----- MATERIAL PROVIDED -----

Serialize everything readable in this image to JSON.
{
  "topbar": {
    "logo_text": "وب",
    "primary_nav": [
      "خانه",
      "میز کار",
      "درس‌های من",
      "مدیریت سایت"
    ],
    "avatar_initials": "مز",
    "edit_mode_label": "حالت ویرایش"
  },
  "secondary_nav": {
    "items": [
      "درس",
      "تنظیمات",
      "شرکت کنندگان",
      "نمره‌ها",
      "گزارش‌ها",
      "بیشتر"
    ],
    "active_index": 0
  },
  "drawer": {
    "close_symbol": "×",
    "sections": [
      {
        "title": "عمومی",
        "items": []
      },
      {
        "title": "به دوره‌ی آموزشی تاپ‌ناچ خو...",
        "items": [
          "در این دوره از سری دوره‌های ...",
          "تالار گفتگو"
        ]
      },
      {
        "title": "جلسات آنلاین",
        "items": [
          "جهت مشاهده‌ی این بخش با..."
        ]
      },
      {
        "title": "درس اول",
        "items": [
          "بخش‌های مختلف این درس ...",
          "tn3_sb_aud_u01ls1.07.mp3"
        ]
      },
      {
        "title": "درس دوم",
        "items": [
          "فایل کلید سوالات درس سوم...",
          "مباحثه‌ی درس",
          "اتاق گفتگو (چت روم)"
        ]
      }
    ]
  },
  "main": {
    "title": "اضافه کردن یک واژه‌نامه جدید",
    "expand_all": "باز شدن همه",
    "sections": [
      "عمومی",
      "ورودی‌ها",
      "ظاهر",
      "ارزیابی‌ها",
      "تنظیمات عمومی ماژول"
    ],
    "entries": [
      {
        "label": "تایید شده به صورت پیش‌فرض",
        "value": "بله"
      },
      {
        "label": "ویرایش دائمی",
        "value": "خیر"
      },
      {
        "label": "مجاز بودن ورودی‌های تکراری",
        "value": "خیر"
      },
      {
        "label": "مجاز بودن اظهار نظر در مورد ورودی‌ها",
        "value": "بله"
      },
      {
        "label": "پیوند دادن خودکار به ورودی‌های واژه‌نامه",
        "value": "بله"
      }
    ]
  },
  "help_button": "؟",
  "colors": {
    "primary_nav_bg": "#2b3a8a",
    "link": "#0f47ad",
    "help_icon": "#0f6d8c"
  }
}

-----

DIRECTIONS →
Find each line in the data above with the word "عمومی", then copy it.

TASK RESULT →
        "title": "عمومی",
      "عمومی",
      "تنظیمات عمومی ماژول"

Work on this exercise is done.